Parashat Ki Tissa

Responsible Spending

We can learn a great deal from how the Israelites acquire and spend their money in this Torah portion.

Print this page Print this page

Spending Money to Promote Holiness

This week's parshah reminds us of our obligation to use our gold--our money--in ways that promote holiness. Often we plunder those who labor for our benefit, putting our money in the hands of the few and further damaging the developing countries that provide for us. We might want to find the best value for our money, but the Torah cautions that finding bargains should not be our ultimate aim.

Just as the value of our ancestors' gold was determined by how it was used, the value of our money is determined by how we spend it. We must remember that we have the chance to use our money for holiness by shopping responsibly. We have the opportunity to elevate our money use to a level of the Mishkan.

The task of buying responsibly can seem overwhelming. The production methods used to create the goods we buy are often hidden. And because we cannot ensure that we will always spend all of our money responsibly, we might be tempted to just give up. However, we can each take some steps to ensure that our money is used to promote holiness.

We can buy from farms that utilize sustainable practices, both locally and internationally. We can purchase goods from companies that promote fair wages and reasonable working conditions. We can choose to spend a little more for a greater purpose.

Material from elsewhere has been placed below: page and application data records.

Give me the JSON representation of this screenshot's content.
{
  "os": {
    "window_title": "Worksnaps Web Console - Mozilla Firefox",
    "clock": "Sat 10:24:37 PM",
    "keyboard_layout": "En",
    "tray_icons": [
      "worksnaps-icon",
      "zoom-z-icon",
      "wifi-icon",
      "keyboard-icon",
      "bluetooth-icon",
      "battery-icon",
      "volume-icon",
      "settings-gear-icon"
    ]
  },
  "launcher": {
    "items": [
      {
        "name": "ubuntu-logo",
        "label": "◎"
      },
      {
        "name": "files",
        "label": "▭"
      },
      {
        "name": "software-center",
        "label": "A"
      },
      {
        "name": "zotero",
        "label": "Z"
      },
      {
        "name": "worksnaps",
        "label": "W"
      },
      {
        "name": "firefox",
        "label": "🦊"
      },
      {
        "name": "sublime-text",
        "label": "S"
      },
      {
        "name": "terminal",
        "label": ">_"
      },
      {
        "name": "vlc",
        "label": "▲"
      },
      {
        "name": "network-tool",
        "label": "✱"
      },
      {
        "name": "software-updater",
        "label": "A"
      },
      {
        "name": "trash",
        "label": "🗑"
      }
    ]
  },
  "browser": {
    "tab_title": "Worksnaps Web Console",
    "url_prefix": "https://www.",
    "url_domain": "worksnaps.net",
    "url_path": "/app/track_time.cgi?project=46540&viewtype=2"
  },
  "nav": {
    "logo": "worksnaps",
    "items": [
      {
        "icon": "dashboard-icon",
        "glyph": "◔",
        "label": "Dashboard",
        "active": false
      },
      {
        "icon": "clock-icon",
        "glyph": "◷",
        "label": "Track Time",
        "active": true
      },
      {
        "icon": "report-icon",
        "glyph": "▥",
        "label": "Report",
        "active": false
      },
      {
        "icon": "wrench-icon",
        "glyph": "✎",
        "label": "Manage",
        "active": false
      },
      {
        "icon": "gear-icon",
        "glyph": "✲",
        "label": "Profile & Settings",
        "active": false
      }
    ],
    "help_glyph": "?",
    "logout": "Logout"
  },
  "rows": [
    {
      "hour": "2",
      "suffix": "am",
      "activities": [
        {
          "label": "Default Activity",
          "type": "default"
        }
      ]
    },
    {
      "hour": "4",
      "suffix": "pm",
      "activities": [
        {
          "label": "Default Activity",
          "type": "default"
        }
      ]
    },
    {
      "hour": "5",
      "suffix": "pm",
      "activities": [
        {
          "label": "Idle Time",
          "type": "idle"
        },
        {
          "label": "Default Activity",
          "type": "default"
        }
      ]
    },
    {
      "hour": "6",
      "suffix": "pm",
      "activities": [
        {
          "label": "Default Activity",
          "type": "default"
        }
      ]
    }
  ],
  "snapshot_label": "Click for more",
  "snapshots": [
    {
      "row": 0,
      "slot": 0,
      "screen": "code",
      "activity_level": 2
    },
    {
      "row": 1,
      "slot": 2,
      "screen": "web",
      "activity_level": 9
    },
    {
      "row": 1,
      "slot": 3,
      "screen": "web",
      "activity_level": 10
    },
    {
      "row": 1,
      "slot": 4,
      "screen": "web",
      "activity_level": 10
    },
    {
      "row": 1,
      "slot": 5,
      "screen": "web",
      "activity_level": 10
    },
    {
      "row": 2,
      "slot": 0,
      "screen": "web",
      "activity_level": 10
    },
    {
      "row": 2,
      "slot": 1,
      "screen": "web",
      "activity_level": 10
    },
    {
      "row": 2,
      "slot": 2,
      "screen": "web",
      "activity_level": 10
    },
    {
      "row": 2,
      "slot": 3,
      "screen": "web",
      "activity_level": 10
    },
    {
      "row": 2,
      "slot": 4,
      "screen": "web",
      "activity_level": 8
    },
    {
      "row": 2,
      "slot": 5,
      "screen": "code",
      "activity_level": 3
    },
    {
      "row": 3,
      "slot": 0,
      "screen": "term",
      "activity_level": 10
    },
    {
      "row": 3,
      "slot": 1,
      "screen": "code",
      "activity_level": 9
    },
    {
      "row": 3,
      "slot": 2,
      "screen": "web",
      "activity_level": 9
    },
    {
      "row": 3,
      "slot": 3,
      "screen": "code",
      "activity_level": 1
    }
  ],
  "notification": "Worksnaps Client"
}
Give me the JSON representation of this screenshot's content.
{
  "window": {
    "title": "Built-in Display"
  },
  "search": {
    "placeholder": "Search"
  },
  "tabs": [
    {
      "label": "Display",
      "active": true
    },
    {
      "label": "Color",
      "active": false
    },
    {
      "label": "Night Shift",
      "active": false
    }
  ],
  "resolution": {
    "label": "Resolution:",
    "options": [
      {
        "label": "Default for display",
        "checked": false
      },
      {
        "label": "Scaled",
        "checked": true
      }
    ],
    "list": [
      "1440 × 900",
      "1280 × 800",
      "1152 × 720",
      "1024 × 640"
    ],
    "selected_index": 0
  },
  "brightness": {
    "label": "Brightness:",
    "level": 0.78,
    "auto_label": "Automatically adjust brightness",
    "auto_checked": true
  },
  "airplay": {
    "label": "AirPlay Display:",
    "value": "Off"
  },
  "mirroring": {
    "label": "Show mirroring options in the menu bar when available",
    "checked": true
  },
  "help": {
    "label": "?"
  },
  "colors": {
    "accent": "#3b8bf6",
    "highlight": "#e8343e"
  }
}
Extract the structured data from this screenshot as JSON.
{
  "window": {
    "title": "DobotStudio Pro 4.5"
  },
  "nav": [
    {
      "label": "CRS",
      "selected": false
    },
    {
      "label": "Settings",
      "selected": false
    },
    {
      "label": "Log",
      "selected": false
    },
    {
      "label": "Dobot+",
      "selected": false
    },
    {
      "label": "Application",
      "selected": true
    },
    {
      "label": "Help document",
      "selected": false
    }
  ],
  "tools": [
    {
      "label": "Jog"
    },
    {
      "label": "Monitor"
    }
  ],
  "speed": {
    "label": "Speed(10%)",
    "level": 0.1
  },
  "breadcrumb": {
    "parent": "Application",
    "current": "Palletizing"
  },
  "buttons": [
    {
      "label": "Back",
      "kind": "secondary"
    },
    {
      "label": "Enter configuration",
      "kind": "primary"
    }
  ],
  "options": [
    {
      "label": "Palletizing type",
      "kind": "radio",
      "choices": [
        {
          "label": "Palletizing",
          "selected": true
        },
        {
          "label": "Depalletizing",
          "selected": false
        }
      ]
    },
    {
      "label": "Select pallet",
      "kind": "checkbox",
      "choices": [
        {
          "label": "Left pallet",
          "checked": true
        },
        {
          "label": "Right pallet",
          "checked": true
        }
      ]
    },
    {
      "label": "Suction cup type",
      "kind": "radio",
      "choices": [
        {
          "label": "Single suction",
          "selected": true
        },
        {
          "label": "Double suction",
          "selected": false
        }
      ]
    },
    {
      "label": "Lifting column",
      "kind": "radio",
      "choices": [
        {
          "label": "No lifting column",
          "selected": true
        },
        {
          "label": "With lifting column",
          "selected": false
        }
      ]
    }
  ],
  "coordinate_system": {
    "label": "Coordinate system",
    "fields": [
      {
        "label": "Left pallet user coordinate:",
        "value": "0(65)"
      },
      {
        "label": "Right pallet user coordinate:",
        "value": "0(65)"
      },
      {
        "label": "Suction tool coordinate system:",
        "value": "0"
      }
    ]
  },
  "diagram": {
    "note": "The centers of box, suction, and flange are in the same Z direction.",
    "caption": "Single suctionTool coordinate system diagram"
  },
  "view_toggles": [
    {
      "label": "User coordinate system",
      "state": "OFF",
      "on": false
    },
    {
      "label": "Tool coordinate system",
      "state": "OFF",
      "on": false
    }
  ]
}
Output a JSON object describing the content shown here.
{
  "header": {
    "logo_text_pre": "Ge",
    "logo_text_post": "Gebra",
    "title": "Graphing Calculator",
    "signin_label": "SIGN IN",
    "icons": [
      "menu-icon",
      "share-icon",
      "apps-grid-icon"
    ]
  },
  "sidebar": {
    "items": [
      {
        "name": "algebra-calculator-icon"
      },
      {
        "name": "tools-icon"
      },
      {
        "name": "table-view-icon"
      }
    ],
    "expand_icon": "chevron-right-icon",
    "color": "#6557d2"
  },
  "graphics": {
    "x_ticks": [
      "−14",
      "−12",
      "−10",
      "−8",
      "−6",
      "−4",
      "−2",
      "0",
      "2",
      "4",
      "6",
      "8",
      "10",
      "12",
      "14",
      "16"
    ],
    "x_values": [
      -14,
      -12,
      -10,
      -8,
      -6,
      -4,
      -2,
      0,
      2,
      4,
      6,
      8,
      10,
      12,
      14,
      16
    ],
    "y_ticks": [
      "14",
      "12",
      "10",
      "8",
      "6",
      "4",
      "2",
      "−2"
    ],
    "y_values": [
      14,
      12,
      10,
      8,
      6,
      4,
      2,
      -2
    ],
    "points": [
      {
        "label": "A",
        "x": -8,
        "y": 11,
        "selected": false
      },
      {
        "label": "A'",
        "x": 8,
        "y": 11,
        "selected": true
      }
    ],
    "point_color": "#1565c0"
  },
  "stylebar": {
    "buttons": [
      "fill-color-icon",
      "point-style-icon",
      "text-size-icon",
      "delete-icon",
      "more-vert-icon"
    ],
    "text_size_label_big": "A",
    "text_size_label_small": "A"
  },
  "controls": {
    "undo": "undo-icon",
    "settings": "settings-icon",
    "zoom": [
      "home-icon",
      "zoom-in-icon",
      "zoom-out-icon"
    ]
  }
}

Finally, we can educate ourselves about the lives of those in the developing world and learn more about those who produce the goods we consume.

Each of our ancestors brought a gift that contributed to the building of the Mishkan. It was only through their combined contributions that a place of holiness could be established. When we individually take steps toward spending our money responsibly, our actions are joined with the actions of others to create a powerful force for good.

May we use our gold to create a Mishkan in which all people can dwell with God in holiness.

Did you like this article?  MyJewishLearning is a not-for-profit organization.

Please consider making a donation today.

Erica Seager Asch received ordination from Hebrew Union College-Jewish Institute of Religion in Cincinnati. She participated in AJWS' Rabbinic School Delegation to El Salvador in 2006.